Our summer garden limped along this year, started late and plagued by under-watering (I couldn’t stem my drought fears, not even for veggies, and as we drift into fall our tomato plants are as dry and golden as our once-green lawn). Our exposure on the veggie boxes is not ideal, and our small gardeners prefer digging and whacking over, say, weeding and pruning. We managed to harvest red and gold and the occasional green tomato, chiles galore, huge handfuls of basil and thyme and cilantro, even a solitary yellow squash. Nothing like the careless, constant overproduction of our garden-from-before, but still something. We got our hands dirty, we watched things grow, we understood first-hand the crumbly, deep dryness of the drought. Continue reading
If you look closely at the two pictures, you can see our sweet boy. In the first, there is a foot – barely – under the chair on the right. In the second, a flash of blonde and his airplane-blue pajamas, over near the window.
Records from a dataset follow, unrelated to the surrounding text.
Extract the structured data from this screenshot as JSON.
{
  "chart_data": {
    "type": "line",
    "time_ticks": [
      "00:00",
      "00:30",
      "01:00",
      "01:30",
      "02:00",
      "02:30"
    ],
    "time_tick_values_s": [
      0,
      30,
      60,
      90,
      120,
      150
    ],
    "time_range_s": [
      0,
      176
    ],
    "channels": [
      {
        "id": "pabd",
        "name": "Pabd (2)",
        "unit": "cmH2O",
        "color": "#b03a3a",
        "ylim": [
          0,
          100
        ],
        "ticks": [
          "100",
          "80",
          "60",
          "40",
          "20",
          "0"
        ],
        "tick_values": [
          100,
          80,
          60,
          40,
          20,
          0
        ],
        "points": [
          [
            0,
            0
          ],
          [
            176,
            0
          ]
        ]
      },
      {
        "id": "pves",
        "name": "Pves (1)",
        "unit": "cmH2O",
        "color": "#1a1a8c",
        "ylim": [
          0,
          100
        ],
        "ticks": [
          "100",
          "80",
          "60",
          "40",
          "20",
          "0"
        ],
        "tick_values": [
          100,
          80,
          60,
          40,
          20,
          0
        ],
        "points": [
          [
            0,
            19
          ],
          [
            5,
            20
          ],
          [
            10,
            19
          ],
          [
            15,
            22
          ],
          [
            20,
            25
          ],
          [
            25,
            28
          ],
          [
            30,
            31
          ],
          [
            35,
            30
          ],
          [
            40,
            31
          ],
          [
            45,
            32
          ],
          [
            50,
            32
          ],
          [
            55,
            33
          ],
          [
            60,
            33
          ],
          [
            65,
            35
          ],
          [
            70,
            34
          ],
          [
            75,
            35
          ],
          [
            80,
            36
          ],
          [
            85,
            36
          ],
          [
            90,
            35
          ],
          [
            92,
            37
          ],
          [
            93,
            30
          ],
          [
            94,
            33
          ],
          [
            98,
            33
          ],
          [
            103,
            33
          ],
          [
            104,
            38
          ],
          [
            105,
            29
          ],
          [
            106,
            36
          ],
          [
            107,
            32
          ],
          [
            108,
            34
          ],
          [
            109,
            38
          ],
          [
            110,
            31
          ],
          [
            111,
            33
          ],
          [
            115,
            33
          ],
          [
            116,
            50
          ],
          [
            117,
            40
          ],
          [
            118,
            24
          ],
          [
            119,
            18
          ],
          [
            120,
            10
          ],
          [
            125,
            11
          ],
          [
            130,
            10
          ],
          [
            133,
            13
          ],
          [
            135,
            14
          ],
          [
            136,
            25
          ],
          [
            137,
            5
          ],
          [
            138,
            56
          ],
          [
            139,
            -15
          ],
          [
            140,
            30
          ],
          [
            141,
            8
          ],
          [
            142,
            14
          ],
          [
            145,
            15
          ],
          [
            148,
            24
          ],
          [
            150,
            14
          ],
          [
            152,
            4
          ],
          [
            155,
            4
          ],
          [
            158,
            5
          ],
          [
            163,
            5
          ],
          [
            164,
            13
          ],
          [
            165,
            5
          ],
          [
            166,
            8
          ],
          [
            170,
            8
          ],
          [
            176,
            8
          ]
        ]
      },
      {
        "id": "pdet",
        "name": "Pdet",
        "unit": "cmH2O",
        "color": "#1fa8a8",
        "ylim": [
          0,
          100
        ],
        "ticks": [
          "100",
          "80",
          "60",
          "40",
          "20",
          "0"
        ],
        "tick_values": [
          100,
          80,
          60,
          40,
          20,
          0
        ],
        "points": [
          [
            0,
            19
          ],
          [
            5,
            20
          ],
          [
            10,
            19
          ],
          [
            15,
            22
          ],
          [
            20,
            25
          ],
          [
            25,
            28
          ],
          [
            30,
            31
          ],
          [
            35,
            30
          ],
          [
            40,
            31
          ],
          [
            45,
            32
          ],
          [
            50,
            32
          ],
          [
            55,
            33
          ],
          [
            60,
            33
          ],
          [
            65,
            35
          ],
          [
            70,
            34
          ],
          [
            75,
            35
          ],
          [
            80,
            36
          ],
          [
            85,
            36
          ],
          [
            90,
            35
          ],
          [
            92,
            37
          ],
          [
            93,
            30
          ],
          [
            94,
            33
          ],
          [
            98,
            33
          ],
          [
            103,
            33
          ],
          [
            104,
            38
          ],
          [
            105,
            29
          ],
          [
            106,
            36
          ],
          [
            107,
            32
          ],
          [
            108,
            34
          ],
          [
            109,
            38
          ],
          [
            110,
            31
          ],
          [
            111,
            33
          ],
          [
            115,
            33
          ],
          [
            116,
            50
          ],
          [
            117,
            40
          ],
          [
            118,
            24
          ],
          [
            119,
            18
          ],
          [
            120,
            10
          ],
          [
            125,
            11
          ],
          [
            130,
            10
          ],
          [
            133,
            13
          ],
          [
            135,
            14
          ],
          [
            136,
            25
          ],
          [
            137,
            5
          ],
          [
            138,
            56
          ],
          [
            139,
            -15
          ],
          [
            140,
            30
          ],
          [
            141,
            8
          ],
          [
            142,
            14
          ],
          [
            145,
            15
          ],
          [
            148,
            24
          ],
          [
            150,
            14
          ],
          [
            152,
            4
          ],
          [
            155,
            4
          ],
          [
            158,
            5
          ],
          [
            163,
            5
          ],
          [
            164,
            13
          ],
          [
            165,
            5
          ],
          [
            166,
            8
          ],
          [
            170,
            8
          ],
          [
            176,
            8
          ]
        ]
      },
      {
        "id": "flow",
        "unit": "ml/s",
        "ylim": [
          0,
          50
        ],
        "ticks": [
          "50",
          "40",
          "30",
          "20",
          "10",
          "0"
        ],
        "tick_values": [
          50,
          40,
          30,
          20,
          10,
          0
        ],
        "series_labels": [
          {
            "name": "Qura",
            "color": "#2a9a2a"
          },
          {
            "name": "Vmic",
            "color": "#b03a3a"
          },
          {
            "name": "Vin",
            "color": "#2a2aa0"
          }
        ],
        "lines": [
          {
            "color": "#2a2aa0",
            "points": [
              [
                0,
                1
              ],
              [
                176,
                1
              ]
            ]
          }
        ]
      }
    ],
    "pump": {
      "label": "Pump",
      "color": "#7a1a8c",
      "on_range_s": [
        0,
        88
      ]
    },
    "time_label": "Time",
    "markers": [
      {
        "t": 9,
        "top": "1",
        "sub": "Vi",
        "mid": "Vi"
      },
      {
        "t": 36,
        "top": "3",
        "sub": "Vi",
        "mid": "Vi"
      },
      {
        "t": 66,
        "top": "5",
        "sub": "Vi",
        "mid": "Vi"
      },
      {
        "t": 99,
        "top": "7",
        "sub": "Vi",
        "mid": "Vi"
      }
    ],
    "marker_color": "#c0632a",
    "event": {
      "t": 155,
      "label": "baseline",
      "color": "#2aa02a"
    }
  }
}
Our walls are still covered in forgotten train schedules, Lego people rest abandoned on bookshelves, and he remains “a blur of color!”, as he shouted triumphantly all summer long, on each race through the house. But now he is racing through mornings at kindergarten, because as Catherine Newman beautifully put it, they leave us in increments. Continue reading
Oh, August. Already. And how?
Three years in on canning and jam, we have officially declared a tradition: Ann started a file. Now we will look back and remember, year over year. What we processed, what our yields were. Remember, too, the people and the stories that swirl around and through the steam in the canning kitchen. Continue reading
The day before the solstice, we went to the beach. We were sweatshirted up, expecting June Gloom, but there was not a cloud in sight when we pulled into the parking lot. The Pacific was sparkling green-blue over gray, celebrating the sun with us. We peeled off the layers, and the kids raced on the sand, and our hands were sticky with peach juice and it felt like summer was starting. Continue reading
With the springtime falling of rain, our yard washed over with dandelions. As each came into its own puffy fluffy fullness, Lucas would find it. Each newly-found dandelion was a discovery, a delight, a cause for celebration. And after each celebration there was a pause, while he considered to what use he should put this particular wish. Then his lips would pucker like a kiss, and with a whoosh the seeds would sail into the air, off on their own adventures and (I suspect) eventually coming back round to our own weed-riddled grass, to sprout and to grow and to flower again. Continue reading
The boys have been intent on reminding me this week that THOSE ARE NOT WEEDS! They are FLOWERS! Their insistence comes after I went on a bit of a rampage clearing out a flower bed and into the green bin went a heap of their beloved sour grass. But they are not alone in their enthusiasm; at our market this past Saturday I met a farmer whose entire acreage is given over to what grows there of its own volition. She had strawberries for sale, tiny red ones. In big buckets were curvy-stemmed, three-foot-tall gaggles of weeds. Or flowers, if you’d like. With thoughts of my guys, I brought home a bunch. Continue reading